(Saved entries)
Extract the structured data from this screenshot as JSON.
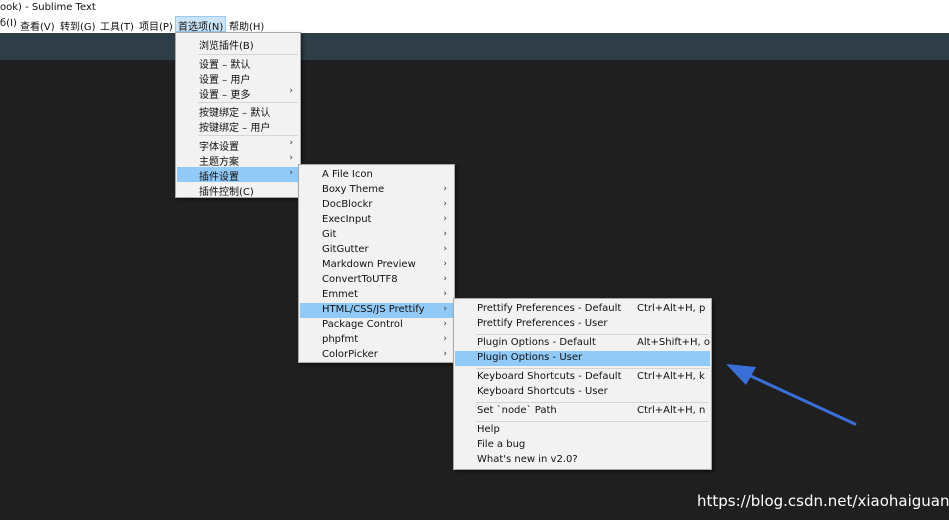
{
  "window": {
    "title": "ook) - Sublime Text"
  },
  "menubar": {
    "items": [
      {
        "label": "б(I)"
      },
      {
        "label": "查看(V)"
      },
      {
        "label": "转到(G)"
      },
      {
        "label": "工具(T)"
      },
      {
        "label": "项目(P)"
      },
      {
        "label": "首选项(N)"
      },
      {
        "label": "帮助(H)"
      }
    ]
  },
  "prefs_menu": {
    "items": [
      {
        "label": "浏览插件(B)"
      },
      {
        "label": "设置 – 默认"
      },
      {
        "label": "设置 – 用户"
      },
      {
        "label": "设置 – 更多"
      },
      {
        "label": "按键绑定 – 默认"
      },
      {
        "label": "按键绑定 – 用户"
      },
      {
        "label": "字体设置"
      },
      {
        "label": "主题方案"
      },
      {
        "label": "插件设置"
      },
      {
        "label": "插件控制(C)"
      }
    ]
  },
  "plugin_menu": {
    "items": [
      {
        "label": "A File Icon"
      },
      {
        "label": "Boxy Theme"
      },
      {
        "label": "DocBlockr"
      },
      {
        "label": "ExecInput"
      },
      {
        "label": "Git"
      },
      {
        "label": "GitGutter"
      },
      {
        "label": "Markdown Preview"
      },
      {
        "label": "ConvertToUTF8"
      },
      {
        "label": "Emmet"
      },
      {
        "label": "HTML/CSS/JS Prettify"
      },
      {
        "label": "Package Control"
      },
      {
        "label": "phpfmt"
      },
      {
        "label": "ColorPicker"
      }
    ]
  },
  "prettify_menu": {
    "items": [
      {
        "label": "Prettify Preferences - Default",
        "shortcut": "Ctrl+Alt+H, p"
      },
      {
        "label": "Prettify Preferences - User",
        "shortcut": ""
      },
      {
        "label": "Plugin Options - Default",
        "shortcut": "Alt+Shift+H, o"
      },
      {
        "label": "Plugin Options - User",
        "shortcut": ""
      },
      {
        "label": "Keyboard Shortcuts - Default",
        "shortcut": "Ctrl+Alt+H, k"
      },
      {
        "label": "Keyboard Shortcuts - User",
        "shortcut": ""
      },
      {
        "label": "Set `node` Path",
        "shortcut": "Ctrl+Alt+H, n"
      },
      {
        "label": "Help",
        "shortcut": ""
      },
      {
        "label": "File a bug",
        "shortcut": ""
      },
      {
        "label": "What's new in v2.0?",
        "shortcut": ""
      }
    ]
  },
  "submenu_arrow": "›",
  "annotation": {
    "color": "#3b6fd8",
    "icon": "pointer-arrow-icon"
  },
  "watermark": "https://blog.csdn.net/xiaohaiguang"
}
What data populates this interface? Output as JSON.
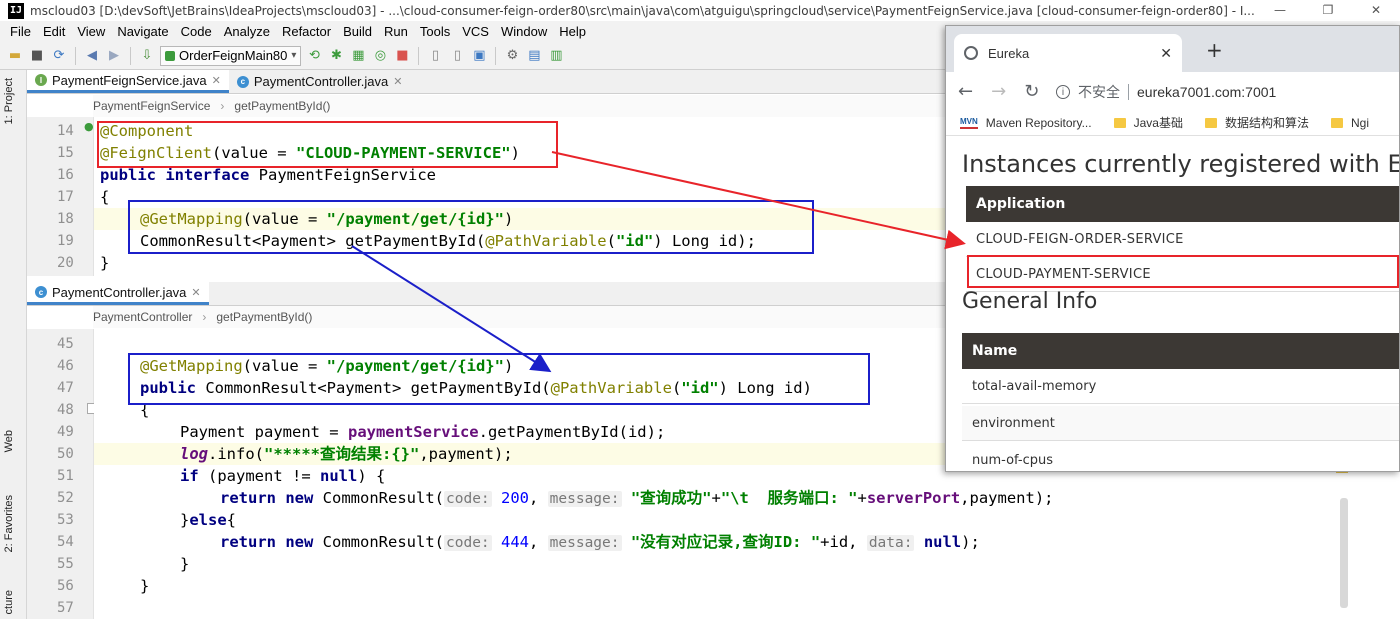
{
  "window": {
    "title": "mscloud03 [D:\\devSoft\\JetBrains\\IdeaProjects\\mscloud03] - ...\\cloud-consumer-feign-order80\\src\\main\\java\\com\\atguigu\\springcloud\\service\\PaymentFeignService.java [cloud-consumer-feign-order80] - I...",
    "logo": "IJ",
    "controls": [
      "—",
      "❐",
      "✕"
    ]
  },
  "menu": [
    "File",
    "Edit",
    "View",
    "Navigate",
    "Code",
    "Analyze",
    "Refactor",
    "Build",
    "Run",
    "Tools",
    "VCS",
    "Window",
    "Help"
  ],
  "toolbar": {
    "run_config": "OrderFeignMain80"
  },
  "side_tabs": {
    "project": "1: Project",
    "web": "Web",
    "favorites": "2: Favorites",
    "structure": "cture"
  },
  "top_editor": {
    "tabs": [
      {
        "label": "PaymentFeignService.java",
        "kind": "interface",
        "active": true
      },
      {
        "label": "PaymentController.java",
        "kind": "class",
        "active": false
      }
    ],
    "breadcrumb": [
      "PaymentFeignService",
      "getPaymentById()"
    ],
    "line_numbers": [
      "14",
      "15",
      "16",
      "17",
      "18",
      "19",
      "20"
    ]
  },
  "bottom_editor": {
    "tabs": [
      {
        "label": "PaymentController.java",
        "kind": "class",
        "active": true
      }
    ],
    "breadcrumb": [
      "PaymentController",
      "getPaymentById()"
    ],
    "line_numbers": [
      "45",
      "46",
      "47",
      "48",
      "49",
      "50",
      "51",
      "52",
      "53",
      "54",
      "55",
      "56",
      "57"
    ]
  },
  "code": {
    "l14": "@Component",
    "l15_ann": "@FeignClient",
    "l15_a": "(value = ",
    "l15_str": "\"CLOUD-PAYMENT-SERVICE\"",
    "l15_b": ")",
    "l16_kw1": "public",
    "l16_kw2": "interface",
    "l16_rest": " PaymentFeignService",
    "l17": "{",
    "l18_ann": "@GetMapping",
    "l18_a": "(value = ",
    "l18_str": "\"/payment/get/{id}\"",
    "l18_b": ")",
    "l19_a": "CommonResult<Payment> getPaymentById(",
    "l19_ann": "@PathVariable",
    "l19_b": "(",
    "l19_str": "\"id\"",
    "l19_c": ") Long id);",
    "l20": "}",
    "l46_ann": "@GetMapping",
    "l46_a": "(value = ",
    "l46_str": "\"/payment/get/{id}\"",
    "l46_b": ")",
    "l47_kw": "public",
    "l47_a": " CommonResult<Payment> getPaymentById(",
    "l47_ann": "@PathVariable",
    "l47_b": "(",
    "l47_str": "\"id\"",
    "l47_c": ") Long id)",
    "l48": "{",
    "l49_a": "Payment payment = ",
    "l49_field": "paymentService",
    "l49_b": ".getPaymentById(id);",
    "l50_static": "log",
    "l50_a": ".info(",
    "l50_str": "\"*****查询结果:{}\"",
    "l50_b": ",payment);",
    "l51_kw": "if",
    "l51_a": " (payment != ",
    "l51_kw2": "null",
    "l51_b": ") {",
    "l52_kw": "return",
    "l52_kw2": "new",
    "l52_a": " CommonResult(",
    "l52_hint1": "code:",
    "l52_num": " 200",
    "l52_c": ", ",
    "l52_hint2": "message:",
    "l52_str1": " \"查询成功\"",
    "l52_plus": "+",
    "l52_str2": "\"\\t  服务端口: \"",
    "l52_plus2": "+",
    "l52_field": "serverPort",
    "l52_end": ",payment);",
    "l53_a": "}",
    "l53_kw": "else",
    "l53_b": "{",
    "l54_kw": "return",
    "l54_kw2": "new",
    "l54_a": " CommonResult(",
    "l54_hint1": "code:",
    "l54_num": " 444",
    "l54_c": ", ",
    "l54_hint2": "message:",
    "l54_str": " \"没有对应记录,查询ID: \"",
    "l54_d": "+id, ",
    "l54_hint3": "data:",
    "l54_kw3": " null",
    "l54_end": ");",
    "l55": "}",
    "l56": "}"
  },
  "browser": {
    "tab_title": "Eureka",
    "tab_close": "✕",
    "new_tab": "+",
    "nav": {
      "back": "←",
      "forward": "→",
      "reload": "↻"
    },
    "omnibox": {
      "security_label": "不安全",
      "url": "eureka7001.com:7001"
    },
    "bookmarks": [
      "Maven Repository...",
      "Java基础",
      "数据结构和算法",
      "Ngi"
    ],
    "mvn_badge": "MVN",
    "heading": "Instances currently registered with Eureka",
    "registered_table": {
      "header": "Application",
      "rows": [
        "CLOUD-FEIGN-ORDER-SERVICE",
        "CLOUD-PAYMENT-SERVICE"
      ]
    },
    "general_info": {
      "heading": "General Info",
      "header": "Name",
      "rows": [
        "total-avail-memory",
        "environment",
        "num-of-cpus"
      ]
    }
  },
  "colors": {
    "annotation_box": "#e8242a",
    "mapping_box": "#1b1fc9"
  }
}
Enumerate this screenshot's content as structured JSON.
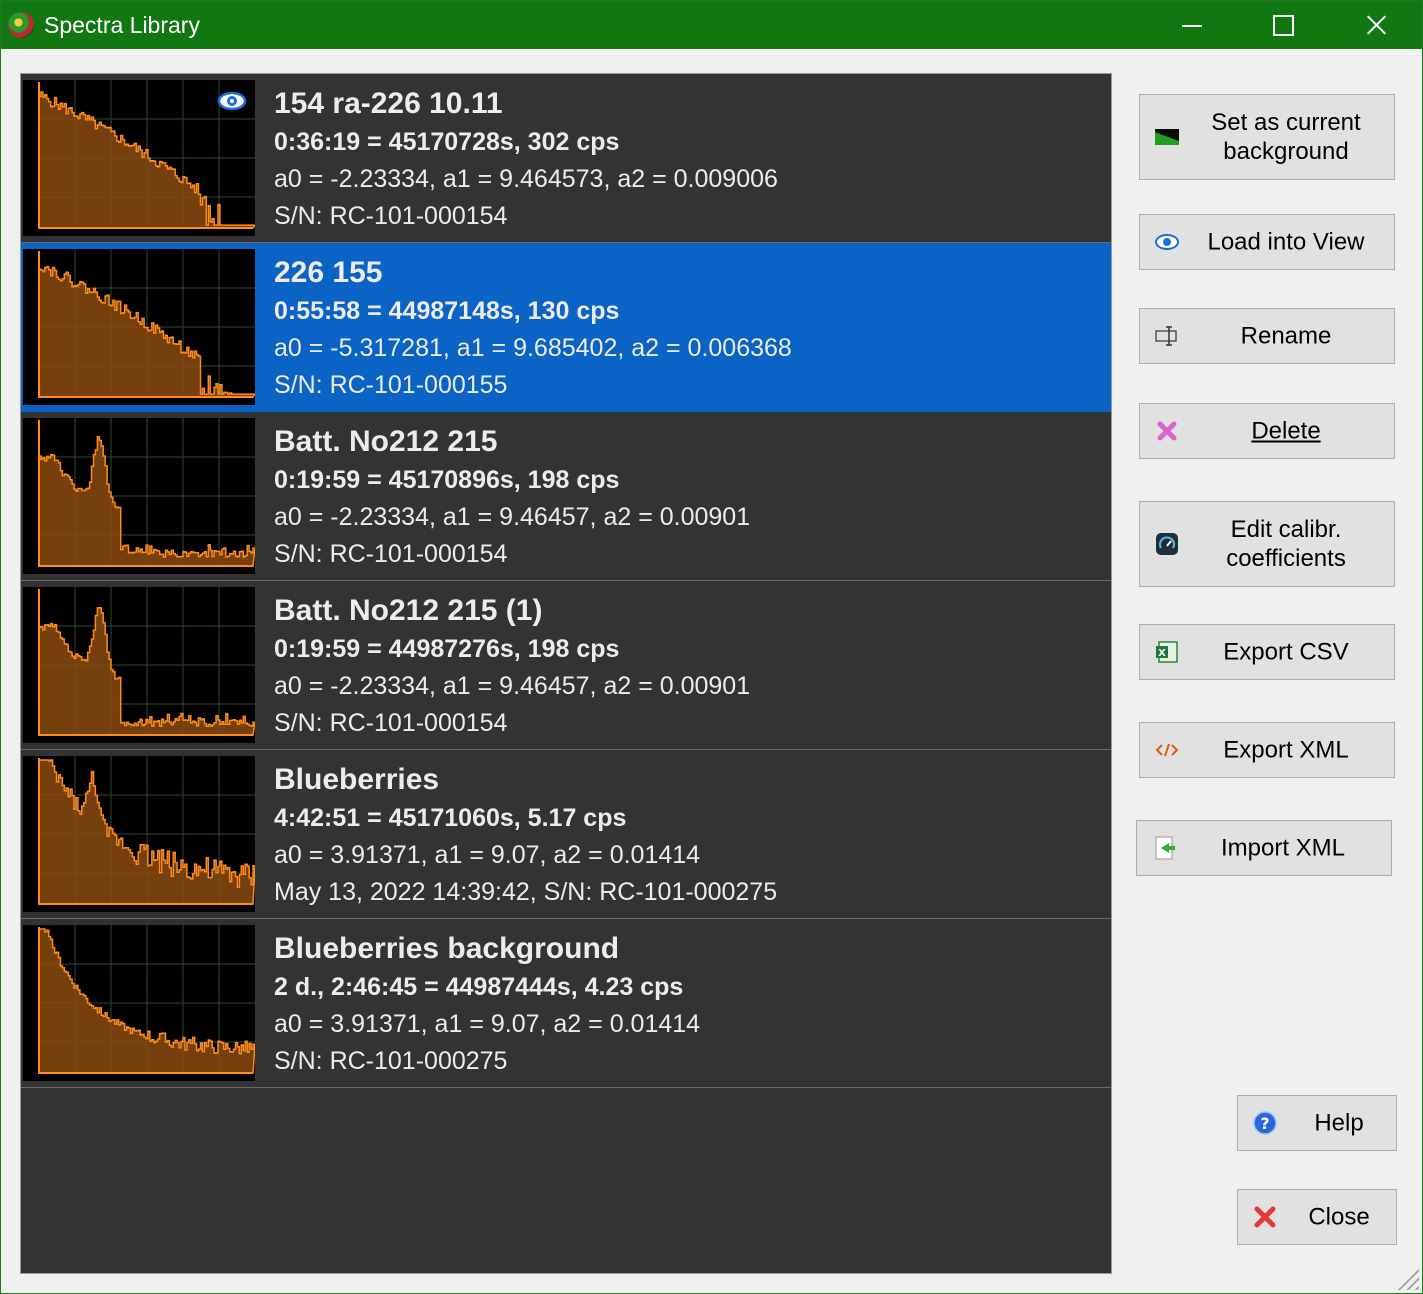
{
  "window": {
    "title": "Spectra Library"
  },
  "spectra": [
    {
      "name": "154 ra-226 10.11",
      "stats": "0:36:19 = 45170728s, 302 cps",
      "coefficients": "a0 = -2.23334, a1 = 9.464573, a2 = 0.009006",
      "info": "S/N: RC-101-000154",
      "selected": false,
      "in_view": true
    },
    {
      "name": "226 155",
      "stats": "0:55:58 = 44987148s, 130 cps",
      "coefficients": "a0 = -5.317281, a1 = 9.685402, a2 = 0.006368",
      "info": "S/N: RC-101-000155",
      "selected": true,
      "in_view": false
    },
    {
      "name": "Batt. No212 215",
      "stats": "0:19:59 = 45170896s, 198 cps",
      "coefficients": "a0 = -2.23334, a1 = 9.46457, a2 = 0.00901",
      "info": "S/N: RC-101-000154",
      "selected": false,
      "in_view": false
    },
    {
      "name": "Batt. No212 215 (1)",
      "stats": "0:19:59 = 44987276s, 198 cps",
      "coefficients": "a0 = -2.23334, a1 = 9.46457, a2 = 0.00901",
      "info": "S/N: RC-101-000154",
      "selected": false,
      "in_view": false
    },
    {
      "name": "Blueberries",
      "stats": "4:42:51 = 45171060s, 5.17 cps",
      "coefficients": "a0 = 3.91371, a1 = 9.07, a2 = 0.01414",
      "info": "May 13, 2022  14:39:42, S/N: RC-101-000275",
      "selected": false,
      "in_view": false
    },
    {
      "name": "Blueberries background",
      "stats": "2 d., 2:46:45 = 44987444s, 4.23 cps",
      "coefficients": "a0 = 3.91371, a1 = 9.07, a2 = 0.01414",
      "info": "S/N: RC-101-000275",
      "selected": false,
      "in_view": false
    }
  ],
  "buttons": {
    "set_background": "Set as current background",
    "load_view": "Load into View",
    "rename": "Rename",
    "delete": "Delete",
    "edit_calibration": "Edit calibr. coefficients",
    "export_csv": "Export CSV",
    "export_xml": "Export XML",
    "import_xml": "Import XML",
    "help": "Help",
    "close": "Close"
  },
  "colors": {
    "spectrum_fill": "#8a4a10",
    "spectrum_line": "#ff8c1a",
    "selected_row": "#0b63c5",
    "list_bg": "#333333",
    "titlebar": "#117711"
  }
}
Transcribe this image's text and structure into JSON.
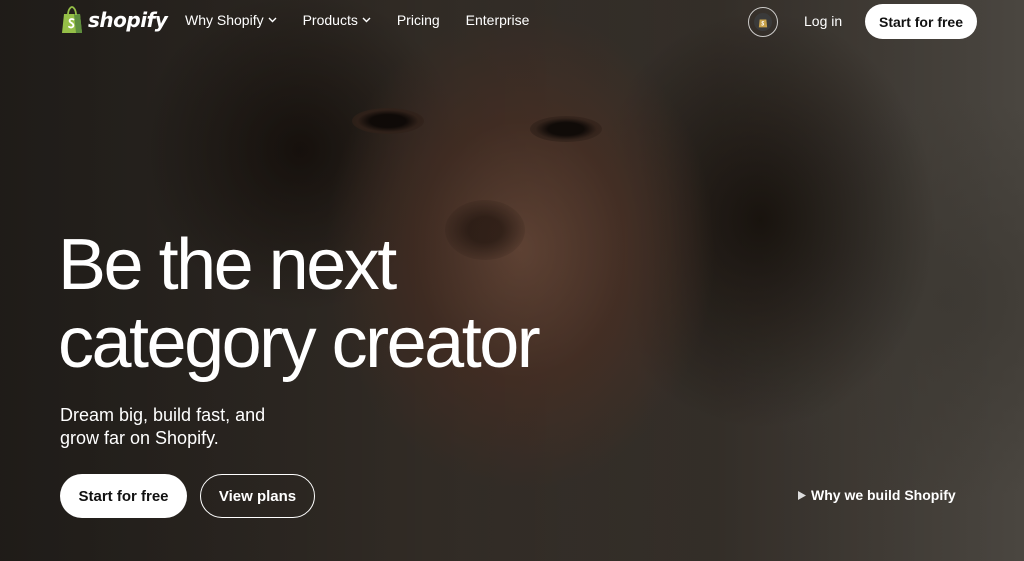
{
  "brand": {
    "name": "shopify",
    "logo_icon": "shopify-bag-icon",
    "accent_color": "#95BF47"
  },
  "nav": {
    "links": [
      {
        "label": "Why Shopify",
        "dropdown": true
      },
      {
        "label": "Products",
        "dropdown": true
      },
      {
        "label": "Pricing",
        "dropdown": false
      },
      {
        "label": "Enterprise",
        "dropdown": false
      }
    ],
    "region_icon": "shopify-bag-icon",
    "login_label": "Log in",
    "start_label": "Start for free"
  },
  "hero": {
    "headline_line1": "Be the next",
    "headline_line2": "category creator",
    "subhead": "Dream big, build fast, and grow far on Shopify.",
    "primary_cta": "Start for free",
    "secondary_cta": "View plans",
    "video_link": "Why we build Shopify",
    "video_icon": "play-icon"
  }
}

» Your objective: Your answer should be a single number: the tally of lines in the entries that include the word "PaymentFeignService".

» Response area: 4